Researchers are gaining insights into the everyday existence of deer through tiny cameras mounted on their heads.
The white-tail deer at right was one of two bucks fitted with wireless video cameras to give researchers an up-close and personal view of a deer’s world.
The white-tail deer at right was one of two bucks fitted with wireless video cameras to give researchers an up-close and personal view of a deer’s world.University Of Missouri
/ Source: The Associated Press

Between hunters and cars, the fall is a hard time for deer. Now, a University of Missouri researcher is gaining insight into the world of the graceful animal through tiny cameras mounted on their heads.

A team led by Josh Millspaugh, assistant professor of natural resources, mounted small, wireless video cameras on three white-tailed deer, then collected more than 200 hours of "deercam" video, giving a deer's-eye view as the animals ate, slept, sparred, played, even mutually groomed.

The work, done in partnership with the Missouri Department of Conservation, has caught the attention of the National Science Foundation, which is providing a $1 million grant for additional deercam studies.

"Until now we have had to use remote techniques such as radio transmitters or Global Positioning System collars to study wildlife behavior," Millspaugh said.

But seeing what the deer sees may help explain some behaviors. "Knowing that 'why' is critical to our understanding," he said.

Lots of contact
The cameras caught the deer fighting and playing. One kept returning to the same tree to drink water from a hole in the tree. Researchers were most struck by the amount of contact between the deer.

"There was almost constant interaction — mouth-to-mouth interaction, grooming," Millspaugh said. "When we talk about issues such as disease transmission, boy, it's sure useful to know how much in contact they are with one another."

The study took place at the Charles W. Green Memorial Conservation Area near Ashland in central Missouri. The fenced, 10-acre area contained 11 deer, including three adult males, one male fawn, five adult does and two female fawns.

The deer were tranquilized, and then the battery-run cameras, fitted with miniature transmitters, were mounted on the antlers of two male deer. One female wore a neck-mounted camera. Images were collected by electronic signal on a VHS tape.

Millspaugh said technology will be improved over the next year, then cameras will be mounted on deer in the wild.

In the early 1900s, deer were almost extinct in Missouri. Now, the state's deer population is estimated at 1 million, the Conservation Department said. Hunters annually kill more than 200,000 deer in the state. The firearms season is Nov. 12-22.

Why did the deer cross the road?
About 8,000 more deer are struck each year by vehicles in Missouri. Nationwide, 150 to 200 people die annually in accidents involving deer.

No vehicles were near the study site, but Millspaugh said future camera-mounted deer studies should offer clues into what prompts deer to run into roadways.

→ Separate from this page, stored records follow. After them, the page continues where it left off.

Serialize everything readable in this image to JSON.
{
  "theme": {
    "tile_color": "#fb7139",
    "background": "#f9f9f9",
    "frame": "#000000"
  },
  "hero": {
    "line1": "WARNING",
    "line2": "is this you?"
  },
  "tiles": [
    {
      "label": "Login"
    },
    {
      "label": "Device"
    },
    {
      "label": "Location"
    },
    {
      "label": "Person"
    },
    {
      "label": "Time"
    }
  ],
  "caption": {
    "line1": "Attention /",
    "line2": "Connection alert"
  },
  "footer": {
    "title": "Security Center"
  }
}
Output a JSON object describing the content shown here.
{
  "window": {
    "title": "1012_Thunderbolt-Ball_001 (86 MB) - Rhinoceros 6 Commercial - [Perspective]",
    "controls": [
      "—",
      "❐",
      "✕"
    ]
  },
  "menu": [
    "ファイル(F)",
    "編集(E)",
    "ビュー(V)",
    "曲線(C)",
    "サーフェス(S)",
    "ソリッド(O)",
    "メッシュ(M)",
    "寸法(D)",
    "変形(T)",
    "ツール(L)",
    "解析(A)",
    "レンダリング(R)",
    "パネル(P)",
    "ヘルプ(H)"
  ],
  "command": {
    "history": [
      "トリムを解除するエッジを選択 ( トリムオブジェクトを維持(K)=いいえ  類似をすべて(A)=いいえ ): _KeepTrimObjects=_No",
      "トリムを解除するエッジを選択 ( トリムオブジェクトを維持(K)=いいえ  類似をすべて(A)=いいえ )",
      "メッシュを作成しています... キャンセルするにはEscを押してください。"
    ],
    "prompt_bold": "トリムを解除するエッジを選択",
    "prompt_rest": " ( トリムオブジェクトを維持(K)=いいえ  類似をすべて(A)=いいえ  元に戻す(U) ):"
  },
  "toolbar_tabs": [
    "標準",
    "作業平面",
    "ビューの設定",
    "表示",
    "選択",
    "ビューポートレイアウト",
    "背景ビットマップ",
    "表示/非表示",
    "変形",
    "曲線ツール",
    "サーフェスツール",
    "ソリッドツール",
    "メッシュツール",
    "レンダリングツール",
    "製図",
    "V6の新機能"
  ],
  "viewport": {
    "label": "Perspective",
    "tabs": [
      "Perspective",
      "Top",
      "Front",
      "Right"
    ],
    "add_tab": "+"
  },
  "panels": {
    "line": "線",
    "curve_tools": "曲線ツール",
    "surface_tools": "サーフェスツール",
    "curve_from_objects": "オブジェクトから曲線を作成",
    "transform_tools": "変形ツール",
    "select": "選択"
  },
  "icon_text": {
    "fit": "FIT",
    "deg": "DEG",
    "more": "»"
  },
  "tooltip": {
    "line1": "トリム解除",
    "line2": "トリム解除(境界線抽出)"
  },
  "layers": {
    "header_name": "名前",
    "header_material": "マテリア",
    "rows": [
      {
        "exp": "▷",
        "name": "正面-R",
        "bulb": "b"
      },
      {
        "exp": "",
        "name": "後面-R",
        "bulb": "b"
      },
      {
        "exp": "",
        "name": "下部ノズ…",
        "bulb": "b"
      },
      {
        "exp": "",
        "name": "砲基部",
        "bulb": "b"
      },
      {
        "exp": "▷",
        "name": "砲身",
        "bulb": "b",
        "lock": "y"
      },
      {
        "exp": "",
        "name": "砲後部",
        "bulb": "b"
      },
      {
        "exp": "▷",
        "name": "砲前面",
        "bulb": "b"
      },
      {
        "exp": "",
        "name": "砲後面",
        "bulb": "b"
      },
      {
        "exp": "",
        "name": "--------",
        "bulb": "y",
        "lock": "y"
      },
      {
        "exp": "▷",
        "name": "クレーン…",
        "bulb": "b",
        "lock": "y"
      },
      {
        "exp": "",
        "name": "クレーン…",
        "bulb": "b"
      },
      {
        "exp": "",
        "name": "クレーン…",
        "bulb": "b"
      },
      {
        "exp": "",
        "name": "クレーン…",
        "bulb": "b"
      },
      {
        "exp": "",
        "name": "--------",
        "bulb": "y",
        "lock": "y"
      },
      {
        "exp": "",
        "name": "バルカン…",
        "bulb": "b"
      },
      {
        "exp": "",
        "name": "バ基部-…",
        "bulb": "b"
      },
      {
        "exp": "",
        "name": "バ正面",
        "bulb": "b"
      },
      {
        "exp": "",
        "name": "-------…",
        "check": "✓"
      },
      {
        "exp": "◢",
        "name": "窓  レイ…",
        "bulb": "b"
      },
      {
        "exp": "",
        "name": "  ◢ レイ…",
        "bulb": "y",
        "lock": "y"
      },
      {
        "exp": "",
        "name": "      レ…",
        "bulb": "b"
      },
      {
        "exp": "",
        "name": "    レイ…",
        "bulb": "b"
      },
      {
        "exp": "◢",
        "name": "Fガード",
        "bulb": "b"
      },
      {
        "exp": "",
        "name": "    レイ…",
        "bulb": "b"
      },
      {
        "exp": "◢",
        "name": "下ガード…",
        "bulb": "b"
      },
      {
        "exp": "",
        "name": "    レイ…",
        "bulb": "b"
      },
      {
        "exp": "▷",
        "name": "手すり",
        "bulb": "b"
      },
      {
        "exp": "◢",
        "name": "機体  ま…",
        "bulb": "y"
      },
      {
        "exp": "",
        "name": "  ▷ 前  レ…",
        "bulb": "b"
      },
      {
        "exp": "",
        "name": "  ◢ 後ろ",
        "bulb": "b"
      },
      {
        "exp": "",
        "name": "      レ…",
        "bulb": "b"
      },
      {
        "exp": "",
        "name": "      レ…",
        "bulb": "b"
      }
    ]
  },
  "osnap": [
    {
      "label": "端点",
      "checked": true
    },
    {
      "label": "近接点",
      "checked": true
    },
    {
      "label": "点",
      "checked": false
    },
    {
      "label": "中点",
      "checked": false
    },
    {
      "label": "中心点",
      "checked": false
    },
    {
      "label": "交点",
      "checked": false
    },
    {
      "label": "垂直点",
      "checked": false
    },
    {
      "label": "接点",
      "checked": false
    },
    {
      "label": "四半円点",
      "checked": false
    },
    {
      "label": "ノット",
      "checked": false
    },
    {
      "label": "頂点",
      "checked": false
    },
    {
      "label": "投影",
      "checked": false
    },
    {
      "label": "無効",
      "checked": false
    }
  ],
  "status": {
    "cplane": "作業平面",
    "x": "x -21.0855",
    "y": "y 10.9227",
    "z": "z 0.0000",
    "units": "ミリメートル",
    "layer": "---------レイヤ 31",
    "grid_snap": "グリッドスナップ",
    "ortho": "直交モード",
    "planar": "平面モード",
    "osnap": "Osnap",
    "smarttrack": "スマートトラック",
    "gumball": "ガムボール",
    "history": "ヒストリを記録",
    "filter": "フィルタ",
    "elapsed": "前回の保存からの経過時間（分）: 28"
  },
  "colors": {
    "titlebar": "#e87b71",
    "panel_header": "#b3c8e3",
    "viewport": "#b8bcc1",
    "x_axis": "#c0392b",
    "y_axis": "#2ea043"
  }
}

"Are they going quickly to the roads, or are they slowing down? What are the corridors they travel? There might be certain habitat configurations that funnel them in different directions, possibly in the direction of roads. That's the kind of thing we'll be able to learn about," Millspaugh said.

Meanwhile, as the St. Louis and Kansas City areas continue to expand into what were previously rural areas, deer are a growing nuisance for homeowners, bringing with them fleas and ticks and scaring household pets.

Those involved in the study say the deercam may help the state determine the best way to manage the deer population.

Eventually, the videos will be placed on the Internet, Millspaugh said.